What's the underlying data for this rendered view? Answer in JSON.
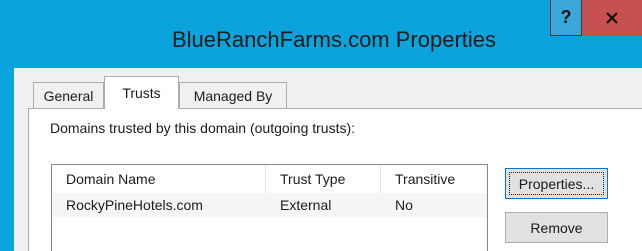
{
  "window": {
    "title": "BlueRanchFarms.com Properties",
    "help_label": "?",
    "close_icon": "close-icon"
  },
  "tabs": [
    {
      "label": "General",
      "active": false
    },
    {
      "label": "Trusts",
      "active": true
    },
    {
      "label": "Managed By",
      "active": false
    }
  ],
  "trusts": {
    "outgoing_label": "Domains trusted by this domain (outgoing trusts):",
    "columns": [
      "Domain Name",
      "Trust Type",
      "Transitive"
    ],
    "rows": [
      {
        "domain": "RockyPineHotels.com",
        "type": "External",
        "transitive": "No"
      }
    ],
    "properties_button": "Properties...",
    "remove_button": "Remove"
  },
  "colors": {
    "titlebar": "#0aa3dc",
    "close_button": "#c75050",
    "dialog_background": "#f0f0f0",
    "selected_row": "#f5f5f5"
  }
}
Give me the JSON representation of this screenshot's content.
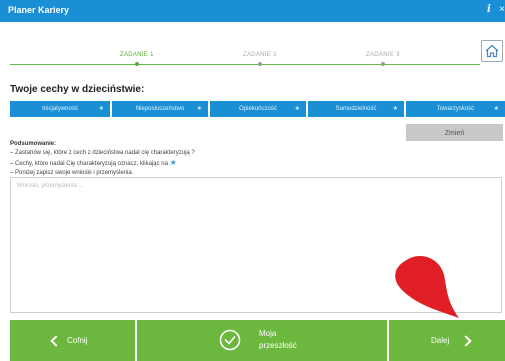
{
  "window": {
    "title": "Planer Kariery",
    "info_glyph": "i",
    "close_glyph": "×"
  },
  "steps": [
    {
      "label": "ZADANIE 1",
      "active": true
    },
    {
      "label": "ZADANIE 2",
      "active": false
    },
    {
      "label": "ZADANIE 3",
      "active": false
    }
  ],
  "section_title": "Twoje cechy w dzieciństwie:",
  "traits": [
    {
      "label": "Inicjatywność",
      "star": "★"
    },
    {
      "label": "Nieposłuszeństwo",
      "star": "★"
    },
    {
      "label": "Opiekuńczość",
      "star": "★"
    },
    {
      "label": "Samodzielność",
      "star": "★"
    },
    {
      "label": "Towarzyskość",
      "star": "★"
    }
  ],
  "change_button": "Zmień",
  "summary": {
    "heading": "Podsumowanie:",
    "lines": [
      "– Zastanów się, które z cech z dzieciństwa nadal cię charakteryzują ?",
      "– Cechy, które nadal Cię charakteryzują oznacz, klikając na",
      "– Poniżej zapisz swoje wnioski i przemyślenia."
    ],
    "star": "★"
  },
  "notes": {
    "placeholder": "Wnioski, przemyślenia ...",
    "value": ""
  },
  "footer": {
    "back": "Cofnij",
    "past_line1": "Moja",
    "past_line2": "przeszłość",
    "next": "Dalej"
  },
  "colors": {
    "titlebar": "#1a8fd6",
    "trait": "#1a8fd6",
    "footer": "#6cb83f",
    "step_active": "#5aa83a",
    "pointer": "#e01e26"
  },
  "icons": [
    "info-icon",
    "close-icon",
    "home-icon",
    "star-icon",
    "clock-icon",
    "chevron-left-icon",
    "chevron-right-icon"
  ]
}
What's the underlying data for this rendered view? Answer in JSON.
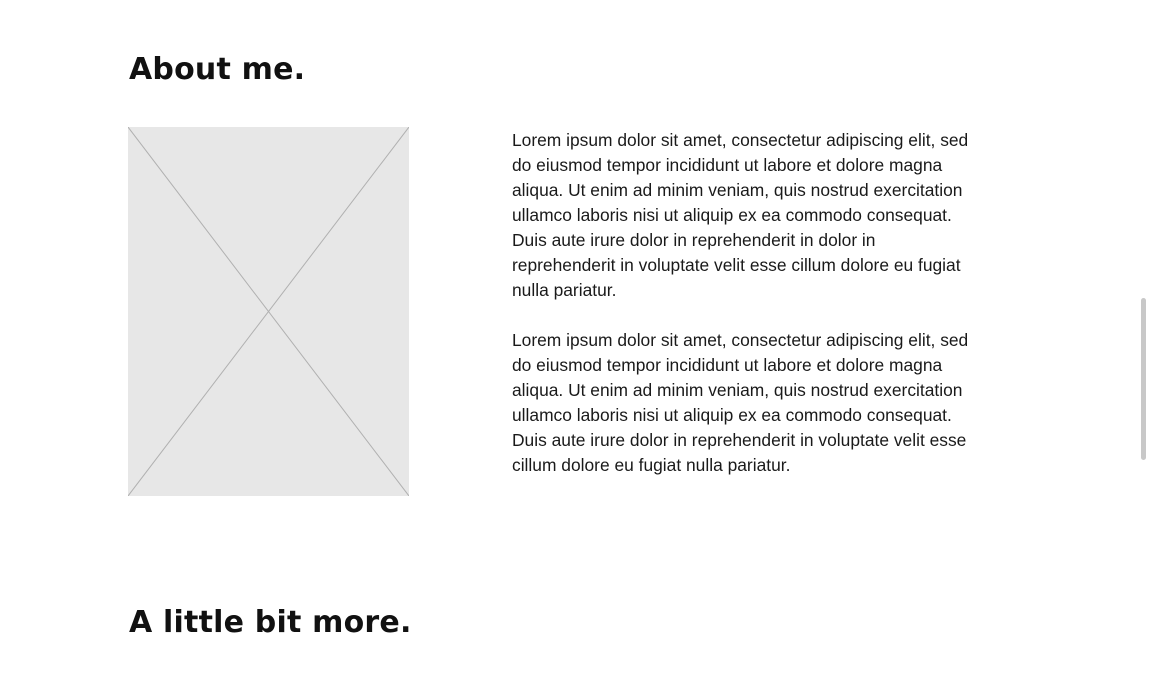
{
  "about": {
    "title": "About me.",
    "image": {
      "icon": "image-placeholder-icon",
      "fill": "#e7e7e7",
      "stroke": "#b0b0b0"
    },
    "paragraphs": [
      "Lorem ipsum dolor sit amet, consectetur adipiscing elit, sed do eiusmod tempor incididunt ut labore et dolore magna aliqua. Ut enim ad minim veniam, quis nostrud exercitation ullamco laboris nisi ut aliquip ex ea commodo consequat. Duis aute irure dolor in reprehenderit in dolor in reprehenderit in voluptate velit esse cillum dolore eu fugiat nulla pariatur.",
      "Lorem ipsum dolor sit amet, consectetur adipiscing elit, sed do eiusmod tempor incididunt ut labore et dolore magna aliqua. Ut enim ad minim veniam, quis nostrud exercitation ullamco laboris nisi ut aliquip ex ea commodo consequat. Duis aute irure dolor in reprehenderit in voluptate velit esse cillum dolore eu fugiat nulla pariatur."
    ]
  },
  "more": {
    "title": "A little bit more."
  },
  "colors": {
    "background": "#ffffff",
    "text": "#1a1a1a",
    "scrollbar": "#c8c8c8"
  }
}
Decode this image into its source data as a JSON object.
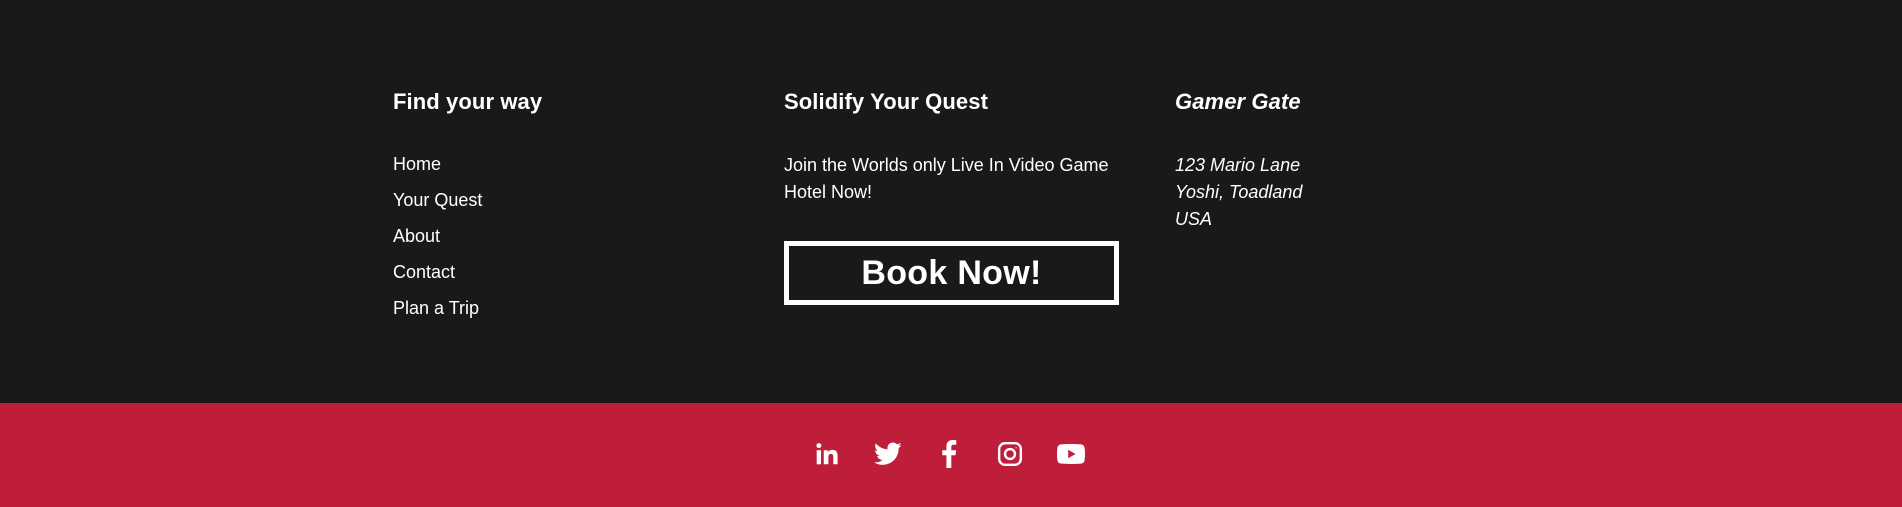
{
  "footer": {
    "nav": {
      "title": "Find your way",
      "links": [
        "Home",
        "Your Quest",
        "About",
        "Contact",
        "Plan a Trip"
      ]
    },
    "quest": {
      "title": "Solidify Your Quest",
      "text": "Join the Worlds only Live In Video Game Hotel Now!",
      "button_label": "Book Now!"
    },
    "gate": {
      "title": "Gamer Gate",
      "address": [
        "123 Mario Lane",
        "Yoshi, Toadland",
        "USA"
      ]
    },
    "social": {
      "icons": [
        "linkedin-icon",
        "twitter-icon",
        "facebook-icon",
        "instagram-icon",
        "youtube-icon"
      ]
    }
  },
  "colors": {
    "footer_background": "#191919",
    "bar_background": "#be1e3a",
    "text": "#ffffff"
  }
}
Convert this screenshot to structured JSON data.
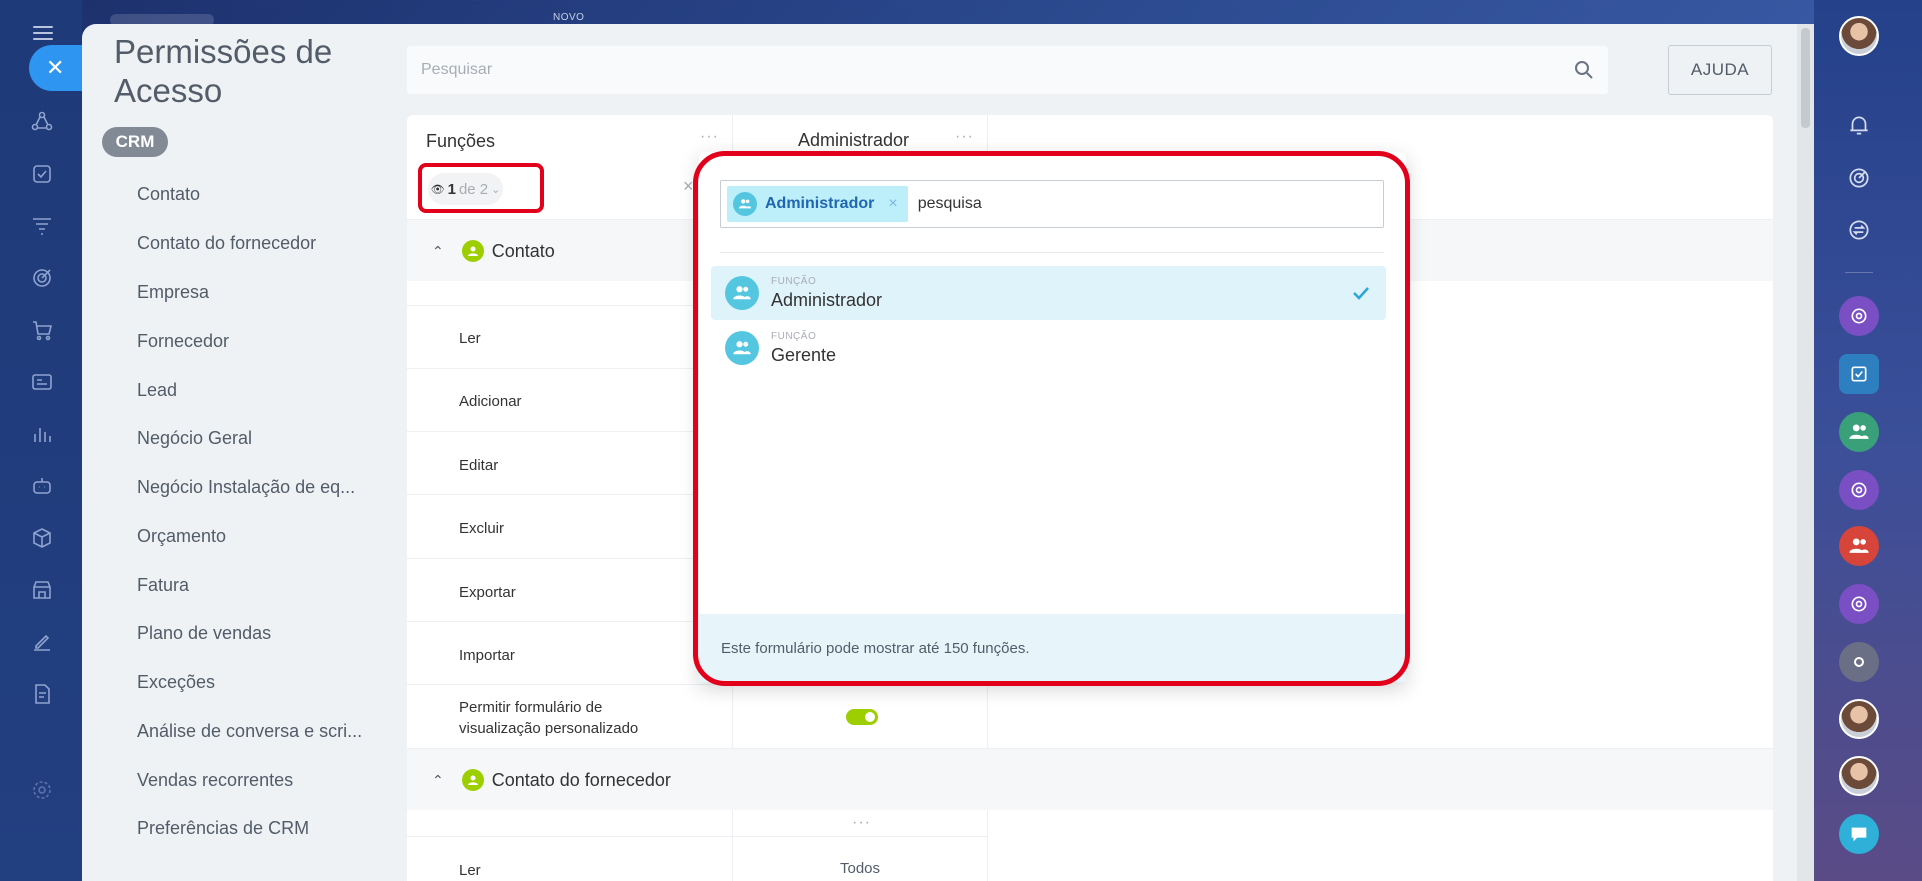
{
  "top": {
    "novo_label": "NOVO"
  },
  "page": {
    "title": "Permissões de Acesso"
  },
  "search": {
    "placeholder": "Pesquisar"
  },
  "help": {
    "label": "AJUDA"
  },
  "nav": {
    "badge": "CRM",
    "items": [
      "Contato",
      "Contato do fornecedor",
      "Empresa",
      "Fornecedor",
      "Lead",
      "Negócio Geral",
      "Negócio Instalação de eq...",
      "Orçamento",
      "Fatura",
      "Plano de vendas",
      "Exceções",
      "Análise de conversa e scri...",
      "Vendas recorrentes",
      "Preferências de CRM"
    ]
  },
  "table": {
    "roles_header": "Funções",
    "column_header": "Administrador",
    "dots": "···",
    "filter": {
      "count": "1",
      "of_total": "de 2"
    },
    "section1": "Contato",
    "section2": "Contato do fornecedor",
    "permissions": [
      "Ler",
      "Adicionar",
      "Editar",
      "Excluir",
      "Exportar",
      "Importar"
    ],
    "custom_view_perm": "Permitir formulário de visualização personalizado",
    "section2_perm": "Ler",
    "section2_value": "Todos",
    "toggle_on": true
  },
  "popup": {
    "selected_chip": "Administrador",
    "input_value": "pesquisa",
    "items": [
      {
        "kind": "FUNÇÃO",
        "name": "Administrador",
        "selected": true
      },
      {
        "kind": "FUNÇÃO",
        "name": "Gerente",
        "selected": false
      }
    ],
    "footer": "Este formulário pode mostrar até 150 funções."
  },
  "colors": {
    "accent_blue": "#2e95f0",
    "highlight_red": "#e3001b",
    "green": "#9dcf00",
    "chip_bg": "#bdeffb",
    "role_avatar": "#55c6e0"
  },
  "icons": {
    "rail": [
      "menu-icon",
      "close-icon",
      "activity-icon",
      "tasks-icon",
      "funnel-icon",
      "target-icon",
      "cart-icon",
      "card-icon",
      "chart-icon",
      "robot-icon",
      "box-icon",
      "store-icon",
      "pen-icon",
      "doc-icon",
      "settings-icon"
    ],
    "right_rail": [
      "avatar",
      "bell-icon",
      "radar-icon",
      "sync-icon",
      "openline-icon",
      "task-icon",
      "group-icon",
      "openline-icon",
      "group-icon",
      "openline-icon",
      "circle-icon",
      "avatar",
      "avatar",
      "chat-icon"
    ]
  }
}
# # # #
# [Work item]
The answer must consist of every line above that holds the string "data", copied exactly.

# [Answer to the exercise]
What's the underlying data for this rendered view? Answer in JSON.
What's the underlying data for this rendered view? Answer in JSON.
Decode this image into its source data as a JSON object.
Convert this screenshot to structured JSON data.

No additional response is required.